“We are happy to be here and happy to add a little green space to what is a rapidly developed area,” he said. It also helps him make plans now that the property is in the hands of his group rather than being on an annual lease. “This is the first time the Madison Area Food Pantry Gardens has owned any property. We have some big plans.”
One of them is renovating the old dairy barn, as plans call for keeping it and using it in a variety of ways. An old machine shed that may not be structurally sound will be replaced with a new facility that will allow volunteers to wash and prepare vegetables for donation to the food pantries, he said.
Dagny Knight, who was a produce coordinator for three years at the Badger Prairie Needs Network in Verona, said all the food donated by the MAFPG was appreciated, especially by people from various ethnic groups who got to pick up food they were familiar with.
“With additional Covid benefits ending and inflation, the numbers of people who need help from food pantries is just off the charts,” she said.
The produce that comes in from MAFPG allows her Verona site to offer fresh vegetables on a regular basis and even host a special vegetable day that serves as a kind of farmer’s market on extra days during the peak of produce season. Some of the items favored by visitors that visit her market include greens, peppers, tomatoes and winter squash.
Deal inked in March
Larry K. Binning has served on the board of the MAFPG for nine years and was proud to have been the vice president when he was called on to sign the purchase agreement for the farmstead. (The president was unable to do it due to health issues.) Binning, who retired from the horticulture department at the UW-Madison, said the organization has been extremely valuable from the community standpoint in getting agriculture out to the people.
When the board held listening sessions, groups told them that they “needed a home” and some paid employees. Lechmaier is currently their one paid employee.
Binning said now they have their location and it is protected from development forever by the land agreements that have been signed. He complimented the Pope family for wanting to see the land protected. “They could have sold it for a lot more than we could afford to pay if they sold it to developers, but they wanted it protected this way,” he said. “And they wanted something to memorialize Art and Betty (Pope).”
During the process, Binning said they had also looked at a 40-acre piece of land in Fitchburg but when this homestead became available they knew it was the right spot. The deal was signed on March 29. As part of the deal, the board agreed that the original house and barn would stay on the land.
Volunteers fuel the group
The organization is fueled by the efforts of many volunteers, including Katie Schmitt, who began giving of her time in the summer of 2017 after she moved to Madison from Minnesota. “It was serendipity that I found this group.” Since that time she has been involved in leadership of the MAFPG – the discovery and implementation group. She is proud of the 115,000 pounds of “grown and gleaned” food that was donated by the group last summer.

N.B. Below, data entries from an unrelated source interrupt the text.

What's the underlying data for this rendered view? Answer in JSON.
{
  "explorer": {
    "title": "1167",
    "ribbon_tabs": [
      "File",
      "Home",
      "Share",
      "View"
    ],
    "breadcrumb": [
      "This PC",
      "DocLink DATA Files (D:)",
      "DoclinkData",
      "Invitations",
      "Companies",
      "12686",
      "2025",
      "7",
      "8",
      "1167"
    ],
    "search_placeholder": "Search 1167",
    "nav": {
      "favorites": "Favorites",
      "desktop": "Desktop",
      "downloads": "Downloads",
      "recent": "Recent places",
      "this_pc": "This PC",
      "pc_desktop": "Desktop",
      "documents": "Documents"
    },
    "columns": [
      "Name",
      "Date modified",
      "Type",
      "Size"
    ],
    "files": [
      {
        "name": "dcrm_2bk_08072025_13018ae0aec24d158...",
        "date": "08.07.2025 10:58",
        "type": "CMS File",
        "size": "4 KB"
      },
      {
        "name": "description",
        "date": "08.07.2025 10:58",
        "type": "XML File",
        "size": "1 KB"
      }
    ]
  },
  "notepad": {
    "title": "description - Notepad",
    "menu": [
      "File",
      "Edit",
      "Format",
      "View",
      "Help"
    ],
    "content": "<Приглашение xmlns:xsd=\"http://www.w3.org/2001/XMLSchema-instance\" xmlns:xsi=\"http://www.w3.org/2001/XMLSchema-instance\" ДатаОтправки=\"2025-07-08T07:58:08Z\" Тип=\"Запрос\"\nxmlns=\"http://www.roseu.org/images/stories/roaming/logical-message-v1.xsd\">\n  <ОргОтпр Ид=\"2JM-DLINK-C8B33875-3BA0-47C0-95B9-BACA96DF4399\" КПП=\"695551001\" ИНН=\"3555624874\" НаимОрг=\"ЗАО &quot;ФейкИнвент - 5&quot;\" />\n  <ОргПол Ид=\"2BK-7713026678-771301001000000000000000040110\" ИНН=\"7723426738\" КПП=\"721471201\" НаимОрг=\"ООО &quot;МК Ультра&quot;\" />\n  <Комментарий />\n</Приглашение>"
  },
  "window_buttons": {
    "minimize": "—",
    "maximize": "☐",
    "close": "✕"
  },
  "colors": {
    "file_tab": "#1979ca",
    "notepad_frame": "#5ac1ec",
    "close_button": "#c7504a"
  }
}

“It is also a great way to showcase sustainability in an urban setting and showcase how different produce is grown as well as preserving green space.” She finds it impactful that the food produced by the group is culturally relevant.
Schmitt said that the name Forward Garden was a play on the state motto and it fit because the garden group is about moving commitments forward with sustainable practices. She loves giving time to the organization and has met a number of others who are very committed to it. “I will give this organization as much time as I can. People are just incredibly welcoming here and when I got here it was just amazing to see their mission come to life.
“I really, truly believe in their mission and they are incredible people to be around. Everybody sees what needs to be done and is open-minded,” Schmitt added. An active member of MAFPG’s 11-member board of directors, she added “I would never give up volunteering here. Here, everybody has always been welcoming and I just love this work.”